So who is right? Whoops! Who is correct?

Both the right and the left, the red and the blue, are wrong.

A few years ago, this blog noted that abortion seemed to have suddenly ceased being the most important political issue for conservative Christians, and had been replaced by immigration concerns. Why? The influence of Lou Dobbs and other TV commentators. But the most important source of the political inspiration of Christians should be the Bible, not media personalities.

Both the left and the right, the red and the blue, are wrong. How?

* The right tends to ignore the plight of the poor, minorities, and otherwise less powerful people, including immigrants. For the Christian, there should be sympathy for immigrants, illegal or not, and concern for their spiritual and economic welfare. The Old Testament speaks about being kind to strangers. So does the New. Leviticus 19:33 "If a stranger lives as a foreigner with you in your land, you shall not do him wrong. 34 The stranger who lives as a foreigner with you shall be to you as the native-born among you, and you shall love him as yourself; for you lived as foreigners in the land of Egypt. I am Yahweh your God." Injustice and racism are wrong. Psalm 72 speaks of the role of government (in that case, King David, who was the government) in helping and protecting the poor.
* The right tends to believe that the way to solve many problems is to send in troops, or to use bombs, or to use, sell or give away more weapons and ammunition. It seems to forget that Christ didn't say "stand your ground," but "turn the other cheek." How much violence in other countries would never have happened without US military aid? How many repressive dictatorships has such aid propped up? Too many.
* The right believes that the most important political and economic solutions are to cut taxes, if possible to zero, and to let the free enterprise system have unregulated license to act in the best interests of the stockholders. The free enterprise system has its place, but it has led to pollution and other problems. It bears at least some of the blame for the recent recession, where the US economy declined by about a third in the space of a year of so. Taxes are needed for roads and other infrastructure, for funding regulatory agencies, for public schools, for paying police, firefighters, and troops, (and politicians -- including those who want to cut taxes!) and for other things.

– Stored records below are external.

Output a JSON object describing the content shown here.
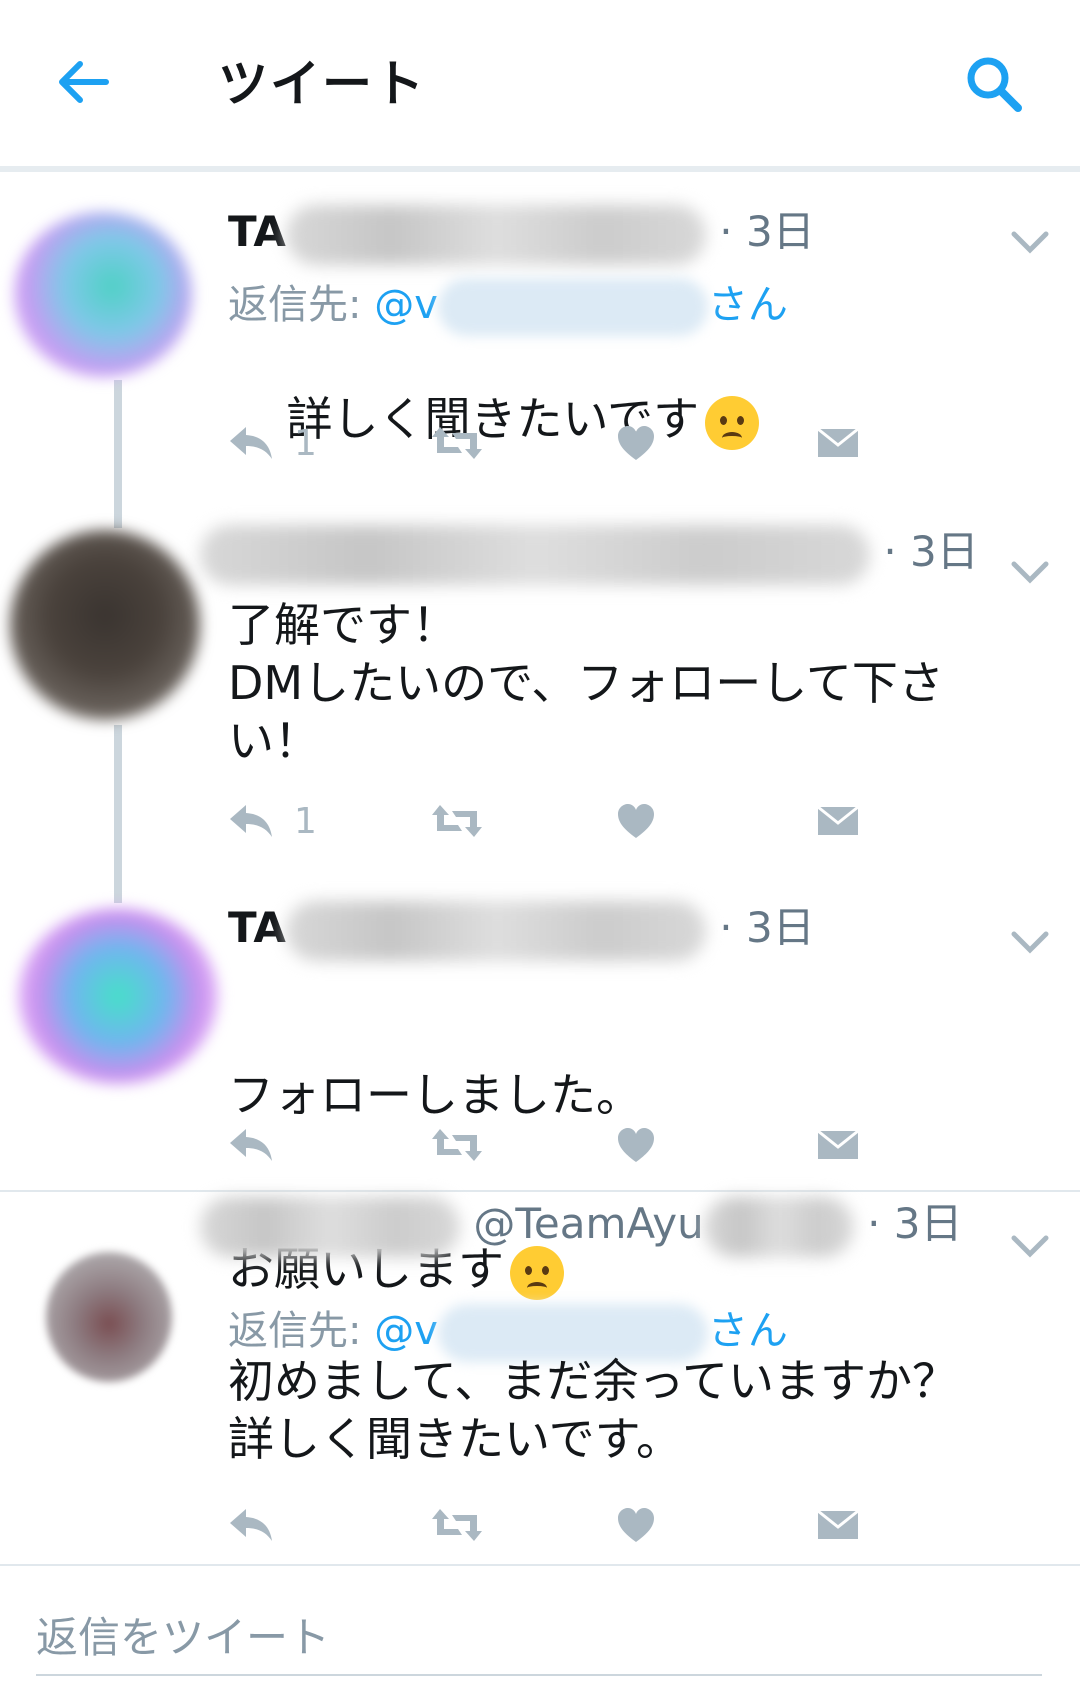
{
  "header": {
    "title": "ツイート"
  },
  "tweets": [
    {
      "name_visible": "TA",
      "time": "· 3日",
      "reply_label": "返信先:",
      "reply_prefix": "@v",
      "reply_suffix": "さん",
      "text": "詳しく聞きたいです",
      "reply_count": "1"
    },
    {
      "time": "· 3日",
      "text": "了解です！\nDMしたいので、フォローして下さい！",
      "reply_count": "1"
    },
    {
      "name_visible": "TA",
      "time": "· 3日",
      "text_line1": "フォローしました。",
      "text_line2": "お願いします"
    },
    {
      "handle_visible": "@TeamAyu",
      "time": "· 3日",
      "reply_label": "返信先:",
      "reply_prefix": "@v",
      "reply_suffix": "さん",
      "text": "初めまして、まだ余っていますか？\n詳しく聞きたいです。"
    }
  ],
  "compose": {
    "placeholder": "返信をツイート"
  },
  "colors": {
    "accent": "#1da1f2",
    "icon_gray": "#aab8c2",
    "text": "#14171a"
  }
}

* The left seems to want to ignore Biblical teachings on sex and marriage. Homosexual activity is wrong. (See here). Many Christians, and others, believe that abortion is murder. (See here.)
* The left seems to want to ignore property rights. Although the New Testament says very little about property, the Old Testament indicates that it was very important to the Jews, and taking someone's property without just compensation is just as wrong as denying someone a job because of their ethnic background.
* The left seems to believe that the most important political and economic solutions are to increase government size and the amount of government regulation. Government agencies have their place -- I'm grateful for the Social Security Administration, for example -- but they also tend to get mired down in red tape, and submit to the wishes of special interests, rather than doing what they were originally supposed to do. And government does cost money, lots of it.

God help me to take a Biblical position, if I need to take a political position at all. The left and right are both partly wrong, in serious ways. Thanks for reading.